Grabbling is the most unsophisticated form of angling. Fly fishing seems downright effete in comparison; forget fussing with those artsy little hand-tied flies, forget about the L.L. Bean creel, forget about the custom-made rod, just stick your hand down in a hole under the water and pull out a fish. No other form of fishing is so breathtakingly fundamental.
When grabbling, it goes unsaid that you’re fishing for catfish, which tend to hole up in hollow logs or under stumps in the spring. Unlike suicidal salmon that exhaust themselves in long-distance spawning, the sensible Southern catfish conducts a more sedate courtship by finding a steady bed and putting out a red light, so to speak. In the old days, grabblers used to sink hollow logs in selected places before the fish begin spawning in April in order to lure the catfish into them, but nowadays most folks use man-made beds. I talked to one guy who said you can use big tires, too, but the disadvantage to that is that the fish can scoot around inside the tire, making them devilishly hard to catch. The location of these beds is a guarded secret among serious grabblers who sink them in the fall and come back when the water has warmed up in the spring to collect the booty.
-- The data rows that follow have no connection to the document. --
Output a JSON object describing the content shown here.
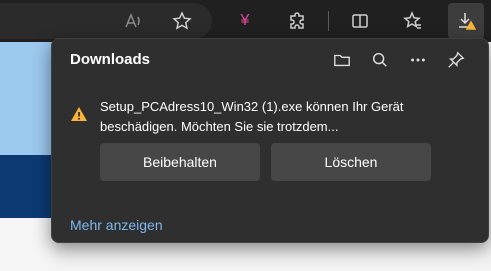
{
  "toolbar": {
    "icons": [
      "read-aloud-icon",
      "favorite-star-icon",
      "yen-icon",
      "extensions-icon",
      "split-screen-icon",
      "favorites-icon",
      "downloads-icon"
    ],
    "yen_glyph": "¥",
    "accent": "#e5479c"
  },
  "downloads": {
    "title": "Downloads",
    "header_icons": [
      "open-folder-icon",
      "search-icon",
      "more-options-icon",
      "pin-icon"
    ],
    "warning": {
      "message": "Setup_PCAdress10_Win32 (1).exe können Ihr Gerät beschädigen. Möchten Sie sie trotzdem...",
      "icon_color": "#f8b436"
    },
    "buttons": {
      "keep": "Beibehalten",
      "delete": "Löschen"
    },
    "more_link": "Mehr anzeigen",
    "link_color": "#7db8f0"
  }
}
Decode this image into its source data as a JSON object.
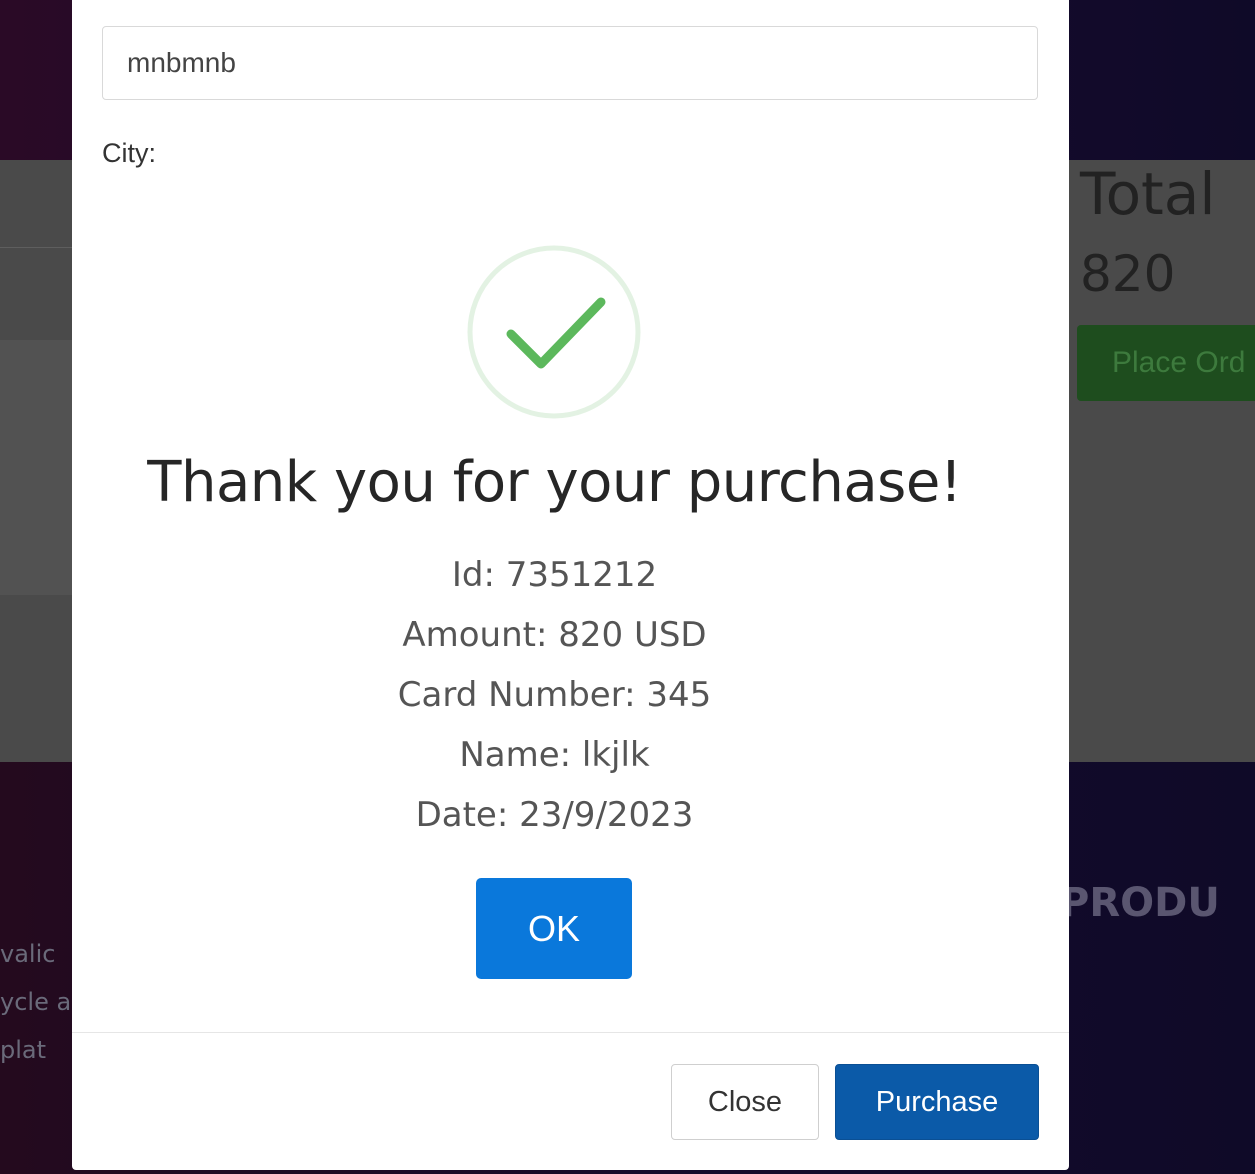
{
  "background": {
    "cart_total_label": "Total",
    "cart_total_value": "820",
    "place_order_label": "Place Ord",
    "footer_heading": "PRODU",
    "footer_fragments": [
      "valic",
      "ycle a",
      "plat"
    ]
  },
  "modal": {
    "address_value": "mnbmnb",
    "city_label": "City:",
    "close_label": "Close",
    "purchase_label": "Purchase"
  },
  "alert": {
    "title": "Thank you for your purchase!",
    "id_line": "Id: 7351212",
    "amount_line": "Amount: 820 USD",
    "card_line": "Card Number: 345",
    "name_line": "Name: lkjlk",
    "date_line": "Date: 23/9/2023",
    "ok_label": "OK"
  },
  "colors": {
    "success_green": "#5cb85c",
    "ok_blue": "#0a78db",
    "purchase_blue": "#0b5aa8"
  }
}
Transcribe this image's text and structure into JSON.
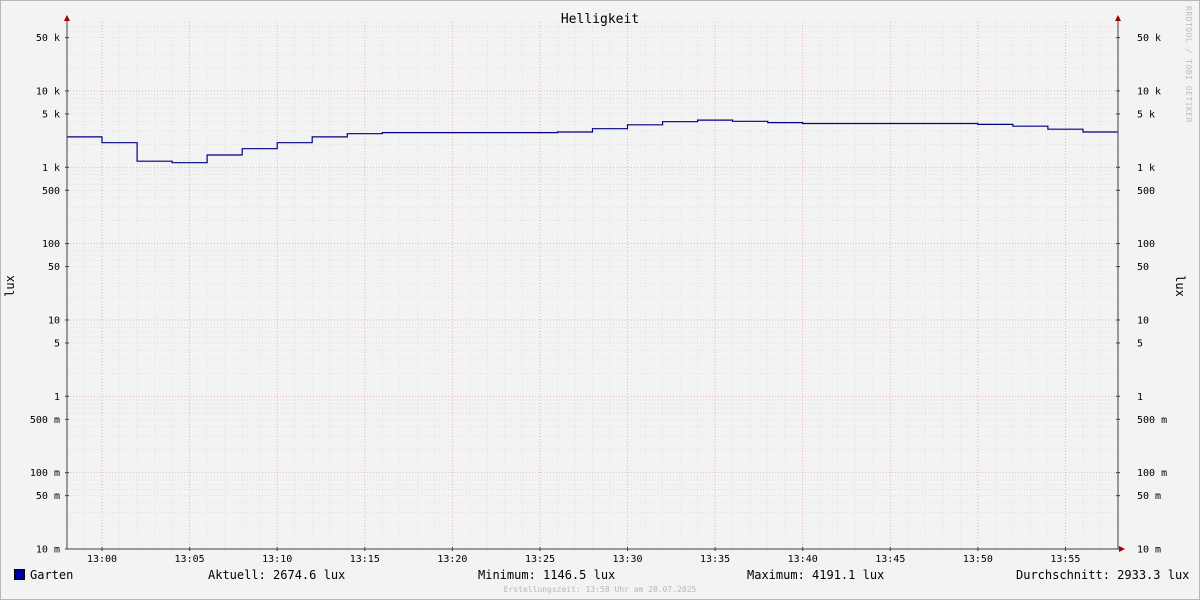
{
  "chart_data": {
    "type": "line",
    "title": "Helligkeit",
    "ylabel_left": "lux",
    "ylabel_right": "lux",
    "y_scale": "log",
    "ylim": [
      0.01,
      80000
    ],
    "xlim": [
      "12:58",
      "13:58"
    ],
    "x_ticks": [
      "13:00",
      "13:05",
      "13:10",
      "13:15",
      "13:20",
      "13:25",
      "13:30",
      "13:35",
      "13:40",
      "13:45",
      "13:50",
      "13:55"
    ],
    "y_ticks": [
      {
        "value": 50000,
        "label": "50 k"
      },
      {
        "value": 10000,
        "label": "10 k"
      },
      {
        "value": 5000,
        "label": "5 k"
      },
      {
        "value": 1000,
        "label": "1 k"
      },
      {
        "value": 500,
        "label": "500"
      },
      {
        "value": 100,
        "label": "100"
      },
      {
        "value": 50,
        "label": "50"
      },
      {
        "value": 10,
        "label": "10"
      },
      {
        "value": 5,
        "label": "5"
      },
      {
        "value": 1,
        "label": "1"
      },
      {
        "value": 0.5,
        "label": "500 m"
      },
      {
        "value": 0.1,
        "label": "100 m"
      },
      {
        "value": 0.05,
        "label": "50 m"
      },
      {
        "value": 0.01,
        "label": "10 m"
      }
    ],
    "grid": true,
    "series": [
      {
        "name": "Garten",
        "color": "#000080",
        "step": true,
        "x": [
          "12:58",
          "13:00",
          "13:02",
          "13:04",
          "13:06",
          "13:08",
          "13:10",
          "13:12",
          "13:14",
          "13:16",
          "13:18",
          "13:20",
          "13:22",
          "13:24",
          "13:26",
          "13:28",
          "13:30",
          "13:32",
          "13:34",
          "13:36",
          "13:38",
          "13:40",
          "13:42",
          "13:44",
          "13:46",
          "13:48",
          "13:50",
          "13:52",
          "13:54",
          "13:56"
        ],
        "y": [
          2500,
          2100,
          1200,
          1150,
          1450,
          1750,
          2100,
          2500,
          2750,
          2850,
          2850,
          2850,
          2850,
          2850,
          2900,
          3200,
          3600,
          3950,
          4150,
          4000,
          3850,
          3750,
          3750,
          3750,
          3750,
          3750,
          3650,
          3450,
          3150,
          2900
        ]
      }
    ]
  },
  "legend": {
    "series_name": "Garten",
    "aktuell": "Aktuell: 2674.6 lux",
    "minimum": "Minimum: 1146.5 lux",
    "maximum": "Maximum: 4191.1 lux",
    "durchschnitt": "Durchschnitt: 2933.3 lux"
  },
  "watermark": "RRDTOOL / TOBI OETIKER",
  "footer": "Erstellungszeit: 13:58 Uhr am 28.07.2025"
}
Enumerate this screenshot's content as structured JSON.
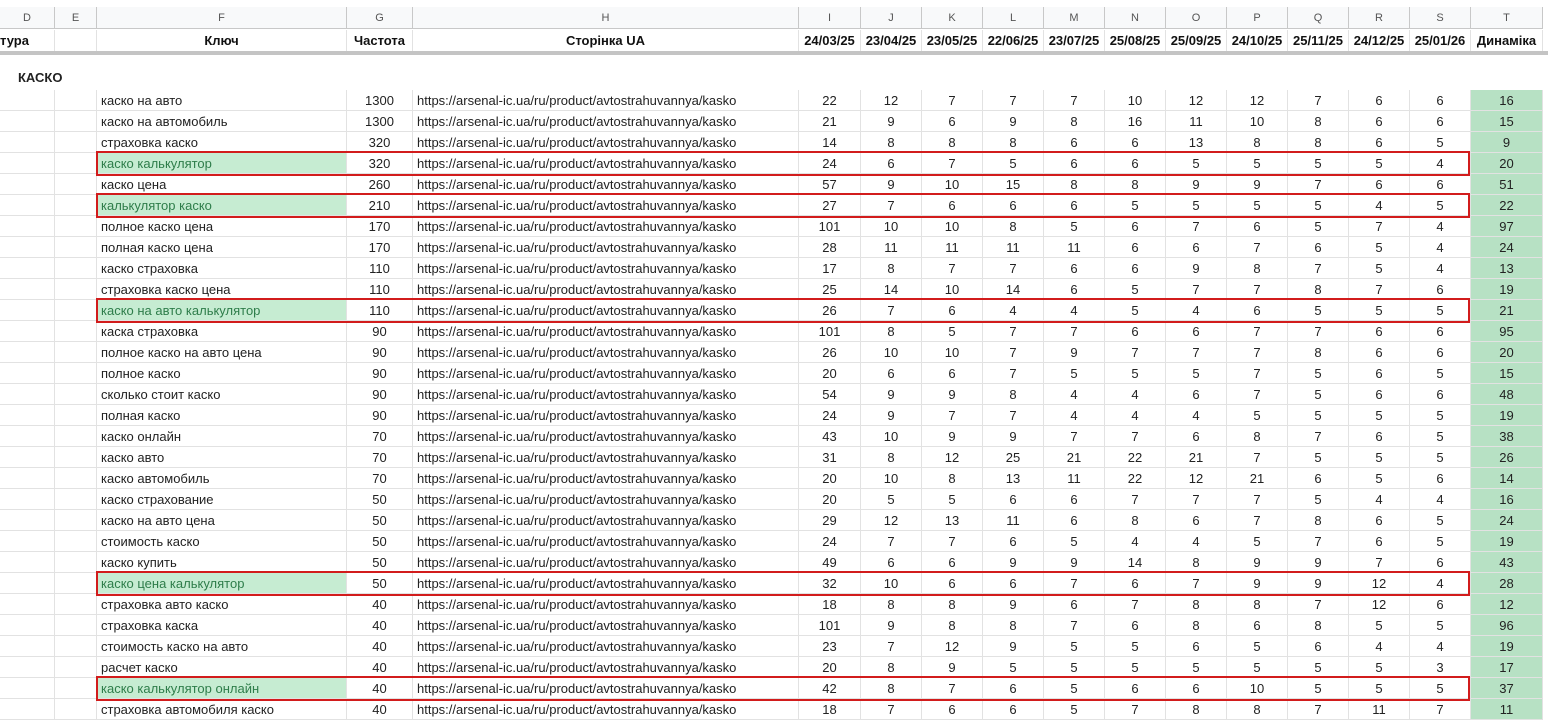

Grabbling might well be the ultimate expression of angler machismo. It takes a man of true grit—I’ve never heard of a woman who grabbles, though I’m sure some do—who is willing to stick his bare hand and arm into a hole under water. After all, there’s no guarantee that what you’re going to grab is a catfish. We grow some mighty big snapping turtles in Mississippi that can easily nip off a finger or two if tempted to do so, and it takes little to tempt a snapper, especially when he’s holed up in a sunken hollow log or a catfish box with minnows on his mind. We also have a nasty variety of pit viper here called a cottonmouth moccasin. I’ve heard it rumored all my life that grabblers aren’t afraid of cottonmouths because these snakes aren’t supposed to be able to open their mouths under water, but that never has made any sense to me because their scientific name, piscivorus, means “fish-eating.”
Fortunately for those of us who simply lack the opportunities to haul protesting fish out of the water with our bare hands, there are easier ways to get catfish. Mississippi is, after all, the buckle of the Catfish Belt. We can get fresh or “fresh frozen” (love that term) catfish in your local grocery any time.
Elitists deride catfish but, to quote Twain, “The catfish is a good enough fish for anybody,” and I fall back on that high word. In the South, catfish, like almost any other sort of meat, is most often fried, and there’s nothing better than a platter of fried catfish and a litter of hush puppies. But however rewarding, frying catfish is just as messy and time-consuming as frying chicken. And while simply baking or broiling fish is easy and healthy, it’s also boring.
So what I’m going to give you here is a simple sauce recipe for baked or broiled catfish that takes it to another level. Beurre blanc is a classic emulsion, as are mayonnaise and Hollandaise, but “white butter” is far less tricky and far more stable. It’s a cold emulsion, like mayo, but it doesn’t involve an agglutination of proteins. Buerre blanc is simply butter whipped with wine, shallots and herbs.
Catfish with beurre blanc
One 8-oz. fillet of catfish per person. Score the fillets lightly, brush with a bit of (unsalted) butter; bake in a hot oven until done through. Beforehand, reduce 1/2 cup good white wine and two tablespoons lemon juice by about half. Add three tablespoons of very,very finely minced shallots, a dash of white pepper and a pinch of salt. Then gradually whip in 1/4 pound of unsalted butter over very low heat until thoroughly incorporated. Tarragon and dill (though I don’t recommend using them together) are most often used for flavor, and parsley is always appropriate. Slather sauce on fish and serve.